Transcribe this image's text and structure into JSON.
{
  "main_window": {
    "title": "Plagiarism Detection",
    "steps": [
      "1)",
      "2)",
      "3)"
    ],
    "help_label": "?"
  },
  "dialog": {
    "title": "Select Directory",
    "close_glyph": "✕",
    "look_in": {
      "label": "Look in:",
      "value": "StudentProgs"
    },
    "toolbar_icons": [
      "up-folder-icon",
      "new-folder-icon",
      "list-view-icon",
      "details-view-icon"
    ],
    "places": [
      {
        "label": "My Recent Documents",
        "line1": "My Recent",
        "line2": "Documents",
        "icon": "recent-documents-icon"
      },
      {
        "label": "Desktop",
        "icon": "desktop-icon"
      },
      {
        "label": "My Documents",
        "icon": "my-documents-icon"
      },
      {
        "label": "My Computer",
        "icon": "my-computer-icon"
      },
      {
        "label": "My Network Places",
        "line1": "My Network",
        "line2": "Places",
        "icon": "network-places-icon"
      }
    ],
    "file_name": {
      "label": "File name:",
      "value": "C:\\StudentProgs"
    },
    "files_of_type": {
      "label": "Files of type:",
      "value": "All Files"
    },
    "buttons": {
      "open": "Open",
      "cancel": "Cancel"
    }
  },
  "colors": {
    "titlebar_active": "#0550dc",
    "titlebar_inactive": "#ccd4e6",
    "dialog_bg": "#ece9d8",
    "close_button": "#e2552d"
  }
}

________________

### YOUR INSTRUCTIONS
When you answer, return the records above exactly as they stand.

### WRITTEN SOLUTION
Transcribe this image's text and structure into JSON.
{
  "main_window": {
    "title": "Plagiarism Detection",
    "steps": [
      "1)",
      "2)",
      "3)"
    ],
    "help_label": "?"
  },
  "dialog": {
    "title": "Select Directory",
    "close_glyph": "✕",
    "look_in": {
      "label": "Look in:",
      "value": "StudentProgs"
    },
    "toolbar_icons": [
      "up-folder-icon",
      "new-folder-icon",
      "list-view-icon",
      "details-view-icon"
    ],
    "places": [
      {
        "label": "My Recent Documents",
        "line1": "My Recent",
        "line2": "Documents",
        "icon": "recent-documents-icon"
      },
      {
        "label": "Desktop",
        "icon": "desktop-icon"
      },
      {
        "label": "My Documents",
        "icon": "my-documents-icon"
      },
      {
        "label": "My Computer",
        "icon": "my-computer-icon"
      },
      {
        "label": "My Network Places",
        "line1": "My Network",
        "line2": "Places",
        "icon": "network-places-icon"
      }
    ],
    "file_name": {
      "label": "File name:",
      "value": "C:\\StudentProgs"
    },
    "files_of_type": {
      "label": "Files of type:",
      "value": "All Files"
    },
    "buttons": {
      "open": "Open",
      "cancel": "Cancel"
    }
  },
  "colors": {
    "titlebar_active": "#0550dc",
    "titlebar_inactive": "#ccd4e6",
    "dialog_bg": "#ece9d8",
    "close_button": "#e2552d"
  }
}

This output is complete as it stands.